Historically, many "mid-career" people - and older - have graduated from this program. Some have managed the move with their families, or in the case of ensemble artists, some have moved their entire ensemble to Baltimore, which is one of the more affordable cities in the US. And now that the program has been revamped to fit into 2 years instead of 3, it is an extraordinary option for many.

I'm not sure what Towson could possibly do about this with their program. If you have a job you love and you want to keep it, intensive graduate study (a terminal degree like a MFA) is probably not for you.

I think the fact that it's a 24-month program is already a huge plus for people who can't afford/can't take time off for a 3 year MFA. At some point, you have to give credit where credit is due.

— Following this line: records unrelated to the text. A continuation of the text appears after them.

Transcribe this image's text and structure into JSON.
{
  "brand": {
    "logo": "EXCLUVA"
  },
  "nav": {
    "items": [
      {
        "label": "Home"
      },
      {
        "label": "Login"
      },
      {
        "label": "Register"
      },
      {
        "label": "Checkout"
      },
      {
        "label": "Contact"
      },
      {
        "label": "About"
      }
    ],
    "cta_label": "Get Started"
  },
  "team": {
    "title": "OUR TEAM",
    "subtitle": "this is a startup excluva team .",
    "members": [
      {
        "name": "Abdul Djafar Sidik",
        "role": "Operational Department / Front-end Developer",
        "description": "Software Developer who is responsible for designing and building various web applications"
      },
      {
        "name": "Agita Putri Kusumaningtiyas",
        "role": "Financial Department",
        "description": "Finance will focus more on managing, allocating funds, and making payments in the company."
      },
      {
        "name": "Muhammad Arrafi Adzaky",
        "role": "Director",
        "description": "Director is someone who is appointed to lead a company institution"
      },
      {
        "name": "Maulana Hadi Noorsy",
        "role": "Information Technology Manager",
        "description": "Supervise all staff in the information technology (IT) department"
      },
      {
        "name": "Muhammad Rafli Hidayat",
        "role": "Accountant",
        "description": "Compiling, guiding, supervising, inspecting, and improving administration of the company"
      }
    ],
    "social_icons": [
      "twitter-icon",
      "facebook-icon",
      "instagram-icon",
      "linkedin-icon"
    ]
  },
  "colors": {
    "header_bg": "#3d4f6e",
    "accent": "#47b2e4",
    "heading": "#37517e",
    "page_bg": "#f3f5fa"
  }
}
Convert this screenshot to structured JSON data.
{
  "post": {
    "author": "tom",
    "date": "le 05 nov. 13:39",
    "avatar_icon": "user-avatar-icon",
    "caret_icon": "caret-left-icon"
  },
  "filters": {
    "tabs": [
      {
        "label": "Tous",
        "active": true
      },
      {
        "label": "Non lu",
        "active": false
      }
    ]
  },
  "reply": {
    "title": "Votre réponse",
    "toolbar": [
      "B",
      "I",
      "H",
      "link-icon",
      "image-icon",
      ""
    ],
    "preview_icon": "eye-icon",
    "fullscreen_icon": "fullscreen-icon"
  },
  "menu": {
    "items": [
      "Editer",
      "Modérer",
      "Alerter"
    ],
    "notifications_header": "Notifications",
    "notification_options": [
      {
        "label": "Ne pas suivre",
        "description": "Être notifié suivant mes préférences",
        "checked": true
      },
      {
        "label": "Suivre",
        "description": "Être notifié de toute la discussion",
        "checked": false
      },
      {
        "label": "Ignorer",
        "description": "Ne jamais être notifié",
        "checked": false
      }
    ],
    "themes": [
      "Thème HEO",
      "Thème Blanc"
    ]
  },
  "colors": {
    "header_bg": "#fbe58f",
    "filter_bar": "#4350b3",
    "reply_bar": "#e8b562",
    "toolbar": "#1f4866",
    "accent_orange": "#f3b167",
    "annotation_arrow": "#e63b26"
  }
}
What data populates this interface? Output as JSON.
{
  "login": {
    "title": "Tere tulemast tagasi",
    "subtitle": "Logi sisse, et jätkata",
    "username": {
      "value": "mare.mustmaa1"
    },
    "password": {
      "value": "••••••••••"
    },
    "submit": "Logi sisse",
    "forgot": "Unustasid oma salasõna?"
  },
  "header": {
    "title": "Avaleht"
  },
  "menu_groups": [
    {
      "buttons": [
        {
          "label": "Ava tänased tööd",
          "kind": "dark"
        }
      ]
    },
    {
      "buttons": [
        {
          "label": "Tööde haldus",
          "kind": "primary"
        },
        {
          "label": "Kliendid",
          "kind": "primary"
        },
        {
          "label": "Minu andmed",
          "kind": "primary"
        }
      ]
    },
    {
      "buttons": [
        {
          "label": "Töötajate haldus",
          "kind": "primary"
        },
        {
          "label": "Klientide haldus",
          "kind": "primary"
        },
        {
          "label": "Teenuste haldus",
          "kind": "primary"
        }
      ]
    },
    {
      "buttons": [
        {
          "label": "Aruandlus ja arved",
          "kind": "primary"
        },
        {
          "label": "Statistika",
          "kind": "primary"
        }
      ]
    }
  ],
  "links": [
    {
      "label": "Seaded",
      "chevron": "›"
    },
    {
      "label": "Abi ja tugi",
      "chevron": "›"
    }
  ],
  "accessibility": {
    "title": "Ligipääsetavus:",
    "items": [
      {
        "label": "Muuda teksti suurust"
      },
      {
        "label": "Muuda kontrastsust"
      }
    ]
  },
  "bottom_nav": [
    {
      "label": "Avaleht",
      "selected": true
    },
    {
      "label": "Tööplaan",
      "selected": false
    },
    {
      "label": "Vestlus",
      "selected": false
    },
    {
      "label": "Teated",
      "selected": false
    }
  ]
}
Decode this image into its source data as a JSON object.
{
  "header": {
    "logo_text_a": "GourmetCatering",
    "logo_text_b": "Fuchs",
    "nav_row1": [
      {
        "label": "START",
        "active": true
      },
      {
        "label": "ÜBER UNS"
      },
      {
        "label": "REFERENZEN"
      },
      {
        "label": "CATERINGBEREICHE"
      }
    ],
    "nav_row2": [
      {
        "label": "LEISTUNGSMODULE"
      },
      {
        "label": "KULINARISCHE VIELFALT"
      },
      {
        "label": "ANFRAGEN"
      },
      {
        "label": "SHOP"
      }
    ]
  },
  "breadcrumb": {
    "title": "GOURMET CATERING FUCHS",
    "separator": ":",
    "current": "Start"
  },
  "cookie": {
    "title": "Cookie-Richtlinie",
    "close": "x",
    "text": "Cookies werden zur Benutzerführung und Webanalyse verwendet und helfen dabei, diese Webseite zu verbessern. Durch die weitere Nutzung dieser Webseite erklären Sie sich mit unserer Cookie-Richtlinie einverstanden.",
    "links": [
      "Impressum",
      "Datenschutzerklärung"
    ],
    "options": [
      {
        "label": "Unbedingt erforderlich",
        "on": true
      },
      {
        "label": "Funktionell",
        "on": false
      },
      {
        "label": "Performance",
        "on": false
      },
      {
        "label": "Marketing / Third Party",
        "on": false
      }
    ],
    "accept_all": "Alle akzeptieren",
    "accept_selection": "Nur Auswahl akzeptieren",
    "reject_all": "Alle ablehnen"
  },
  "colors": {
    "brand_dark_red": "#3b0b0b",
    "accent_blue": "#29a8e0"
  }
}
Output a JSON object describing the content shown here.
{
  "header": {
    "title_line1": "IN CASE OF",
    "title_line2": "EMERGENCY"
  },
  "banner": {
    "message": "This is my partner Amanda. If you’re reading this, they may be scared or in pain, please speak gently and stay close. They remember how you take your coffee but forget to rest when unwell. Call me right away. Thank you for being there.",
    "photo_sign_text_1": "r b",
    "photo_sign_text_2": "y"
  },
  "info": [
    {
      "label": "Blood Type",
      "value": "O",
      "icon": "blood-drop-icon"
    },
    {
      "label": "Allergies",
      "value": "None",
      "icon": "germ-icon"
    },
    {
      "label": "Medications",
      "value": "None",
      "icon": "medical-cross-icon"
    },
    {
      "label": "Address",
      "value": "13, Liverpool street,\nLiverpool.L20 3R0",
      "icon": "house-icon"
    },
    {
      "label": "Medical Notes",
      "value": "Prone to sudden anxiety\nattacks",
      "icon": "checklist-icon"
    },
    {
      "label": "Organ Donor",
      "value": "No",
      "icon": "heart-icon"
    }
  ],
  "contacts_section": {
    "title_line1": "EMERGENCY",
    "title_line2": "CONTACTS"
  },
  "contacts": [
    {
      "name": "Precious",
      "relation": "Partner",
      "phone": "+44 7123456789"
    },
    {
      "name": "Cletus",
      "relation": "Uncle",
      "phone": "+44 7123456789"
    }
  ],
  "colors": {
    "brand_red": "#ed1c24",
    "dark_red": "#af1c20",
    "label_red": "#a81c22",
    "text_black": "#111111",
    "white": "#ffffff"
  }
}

Julie I said I love the direction of the program and I am giving them the credit. As someone who wants to get better and increase my creativity base, I would like the opportunity to earn and MFA. However, I have a good job and in the current economy I want to keep my job and I want to get better.

Wonderful! Mindfulness in the arts is vital. It is the balance to training, the investigation and inclusion of self. I'm excite more educational programs are looking at this horizon. At the beginning of my career as touring teaching artist, I saw such a yearning for the opportunity to look inward.

By doing this, artists were able to empathize and connect deeper to their characters and their community. This need created my company, which also focuses on self-efficacy through mindfulness and play.

Very excited to hear more about this program.